Print the entries verbatim, leaving out the images they contain.
══ Exercise material
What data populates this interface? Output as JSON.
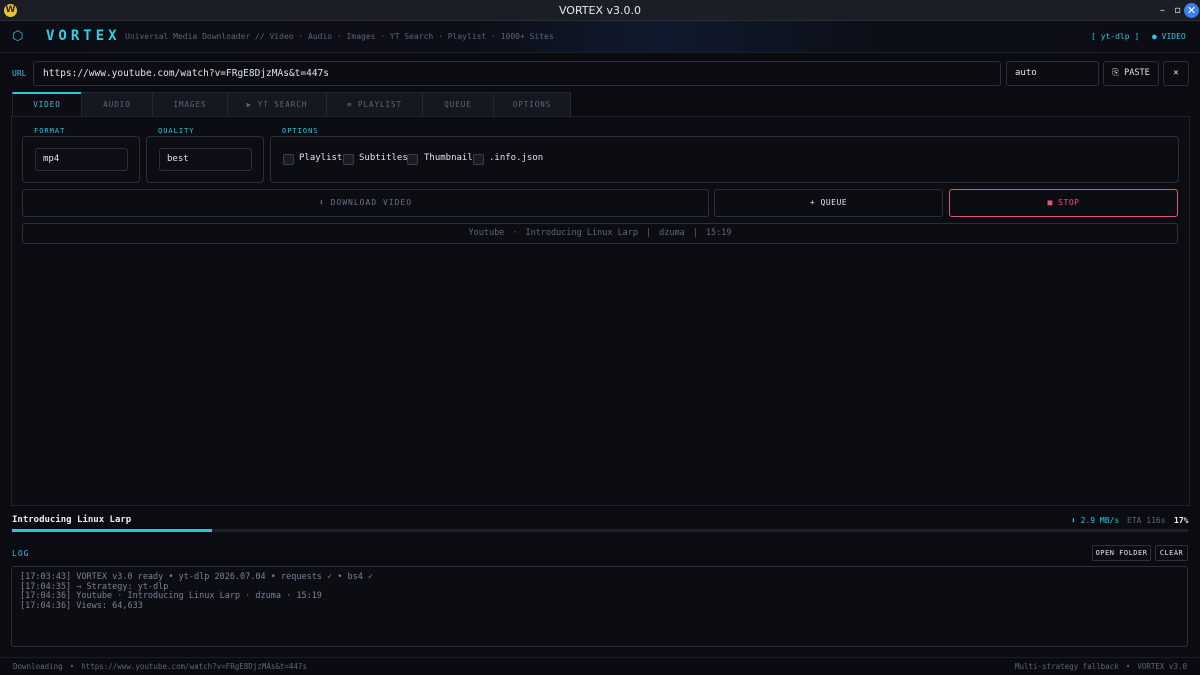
{
  "window": {
    "title": "VORTEX v3.0.0",
    "app_icon": "W",
    "minimize_glyph": "–",
    "maximize_glyph": "▫",
    "close_glyph": "✕"
  },
  "header": {
    "logo_icon": "⬡",
    "logo": "VORTEX",
    "tagline": "Universal Media Downloader  //  Video · Audio · Images · YT Search · Playlist · 1000+ Sites",
    "engine": "[ yt-dlp ]",
    "mode": "● VIDEO"
  },
  "url_row": {
    "label": "URL",
    "value": "https://www.youtube.com/watch?v=FRgE8DjzMAs&t=447s",
    "format_select": "auto",
    "paste_label": "⎘ PASTE",
    "clear_label": "✕"
  },
  "tabs": [
    {
      "label": "VIDEO",
      "active": true
    },
    {
      "label": "AUDIO",
      "active": false
    },
    {
      "label": "IMAGES",
      "active": false
    },
    {
      "label": "▶ YT SEARCH",
      "active": false
    },
    {
      "label": "≡ PLAYLIST",
      "active": false
    },
    {
      "label": "QUEUE",
      "active": false
    },
    {
      "label": "OPTIONS",
      "active": false
    }
  ],
  "video_tab": {
    "format_label": "FORMAT",
    "format_value": "mp4",
    "quality_label": "QUALITY",
    "quality_value": "best",
    "options_label": "OPTIONS",
    "options": [
      {
        "label": "Playlist",
        "checked": false
      },
      {
        "label": "Subtitles",
        "checked": false
      },
      {
        "label": "Thumbnail",
        "checked": false
      },
      {
        "label": ".info.json",
        "checked": false
      }
    ],
    "download_label": "⬇  DOWNLOAD VIDEO",
    "queue_label": "+ QUEUE",
    "stop_label": "■ STOP",
    "info": {
      "site": "Youtube",
      "dot": "·",
      "title": "Introducing Linux Larp",
      "sep": "|",
      "uploader": "dzuma",
      "duration": "15:19"
    }
  },
  "progress": {
    "title": "Introducing Linux Larp",
    "speed": "⬇ 2.9 MB/s",
    "eta": "ETA 116s",
    "percent_label": "17%",
    "percent": 17,
    "fill_color": "#26c6e0"
  },
  "log": {
    "label": "LOG",
    "open_folder_label": "OPEN FOLDER",
    "clear_label": "CLEAR",
    "lines": [
      "[17:03:43] VORTEX v3.0 ready • yt-dlp 2026.07.04 • requests ✓ • bs4 ✓",
      "[17:04:35] → Strategy: yt-dlp",
      "[17:04:36] Youtube · Introducing Linux Larp · dzuma · 15:19",
      "[17:04:36] Views: 64,633"
    ]
  },
  "status_bar": {
    "state": "Downloading",
    "dot": "•",
    "url": "https://www.youtube.com/watch?v=FRgE8DjzMAs&t=447s",
    "strategy": "Multi-strategy fallback",
    "version": "VORTEX v3.0"
  },
  "colors": {
    "accent": "#26c6e0",
    "stop": "#e0566a",
    "background": "#0b0c12"
  }
}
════
• Output below:
What data populates this interface? Output as JSON.
{
  "window": {
    "title": "VORTEX v3.0.0",
    "app_icon": "W",
    "minimize_glyph": "–",
    "maximize_glyph": "▫",
    "close_glyph": "✕"
  },
  "header": {
    "logo_icon": "⬡",
    "logo": "VORTEX",
    "tagline": "Universal Media Downloader  //  Video · Audio · Images · YT Search · Playlist · 1000+ Sites",
    "engine": "[ yt-dlp ]",
    "mode": "● VIDEO"
  },
  "url_row": {
    "label": "URL",
    "value": "https://www.youtube.com/watch?v=FRgE8DjzMAs&t=447s",
    "format_select": "auto",
    "paste_label": "⎘ PASTE",
    "clear_label": "✕"
  },
  "tabs": [
    {
      "label": "VIDEO",
      "active": true
    },
    {
      "label": "AUDIO",
      "active": false
    },
    {
      "label": "IMAGES",
      "active": false
    },
    {
      "label": "▶ YT SEARCH",
      "active": false
    },
    {
      "label": "≡ PLAYLIST",
      "active": false
    },
    {
      "label": "QUEUE",
      "active": false
    },
    {
      "label": "OPTIONS",
      "active": false
    }
  ],
  "video_tab": {
    "format_label": "FORMAT",
    "format_value": "mp4",
    "quality_label": "QUALITY",
    "quality_value": "best",
    "options_label": "OPTIONS",
    "options": [
      {
        "label": "Playlist",
        "checked": false
      },
      {
        "label": "Subtitles",
        "checked": false
      },
      {
        "label": "Thumbnail",
        "checked": false
      },
      {
        "label": ".info.json",
        "checked": false
      }
    ],
    "download_label": "⬇  DOWNLOAD VIDEO",
    "queue_label": "+ QUEUE",
    "stop_label": "■ STOP",
    "info": {
      "site": "Youtube",
      "dot": "·",
      "title": "Introducing Linux Larp",
      "sep": "|",
      "uploader": "dzuma",
      "duration": "15:19"
    }
  },
  "progress": {
    "title": "Introducing Linux Larp",
    "speed": "⬇ 2.9 MB/s",
    "eta": "ETA 116s",
    "percent_label": "17%",
    "percent": 17,
    "fill_color": "#26c6e0"
  },
  "log": {
    "label": "LOG",
    "open_folder_label": "OPEN FOLDER",
    "clear_label": "CLEAR",
    "lines": [
      "[17:03:43] VORTEX v3.0 ready • yt-dlp 2026.07.04 • requests ✓ • bs4 ✓",
      "[17:04:35] → Strategy: yt-dlp",
      "[17:04:36] Youtube · Introducing Linux Larp · dzuma · 15:19",
      "[17:04:36] Views: 64,633"
    ]
  },
  "status_bar": {
    "state": "Downloading",
    "dot": "•",
    "url": "https://www.youtube.com/watch?v=FRgE8DjzMAs&t=447s",
    "strategy": "Multi-strategy fallback",
    "version": "VORTEX v3.0"
  },
  "colors": {
    "accent": "#26c6e0",
    "stop": "#e0566a",
    "background": "#0b0c12"
  }
}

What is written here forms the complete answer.